[Dataset records]
_ _ _ _ _

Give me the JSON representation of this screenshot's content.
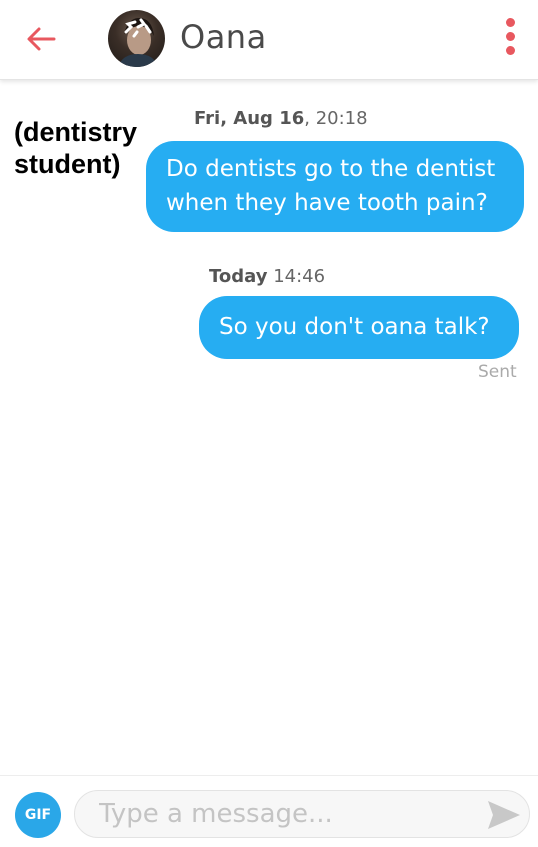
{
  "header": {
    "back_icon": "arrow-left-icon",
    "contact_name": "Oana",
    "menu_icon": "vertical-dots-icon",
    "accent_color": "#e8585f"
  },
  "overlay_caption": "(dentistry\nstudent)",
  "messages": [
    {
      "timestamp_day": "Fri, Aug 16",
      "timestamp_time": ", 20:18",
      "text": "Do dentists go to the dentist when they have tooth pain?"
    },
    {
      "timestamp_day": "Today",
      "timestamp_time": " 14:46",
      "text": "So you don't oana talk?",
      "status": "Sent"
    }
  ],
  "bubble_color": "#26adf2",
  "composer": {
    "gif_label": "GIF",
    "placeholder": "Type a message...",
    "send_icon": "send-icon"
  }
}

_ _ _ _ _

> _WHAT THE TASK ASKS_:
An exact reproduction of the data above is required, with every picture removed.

> _ANSWER FOR THIS EXERCISE_:
Give me the JSON representation of this screenshot's content.
{
  "header": {
    "back_icon": "arrow-left-icon",
    "contact_name": "Oana",
    "menu_icon": "vertical-dots-icon",
    "accent_color": "#e8585f"
  },
  "overlay_caption": "(dentistry\nstudent)",
  "messages": [
    {
      "timestamp_day": "Fri, Aug 16",
      "timestamp_time": ", 20:18",
      "text": "Do dentists go to the dentist when they have tooth pain?"
    },
    {
      "timestamp_day": "Today",
      "timestamp_time": " 14:46",
      "text": "So you don't oana talk?",
      "status": "Sent"
    }
  ],
  "bubble_color": "#26adf2",
  "composer": {
    "gif_label": "GIF",
    "placeholder": "Type a message...",
    "send_icon": "send-icon"
  }
}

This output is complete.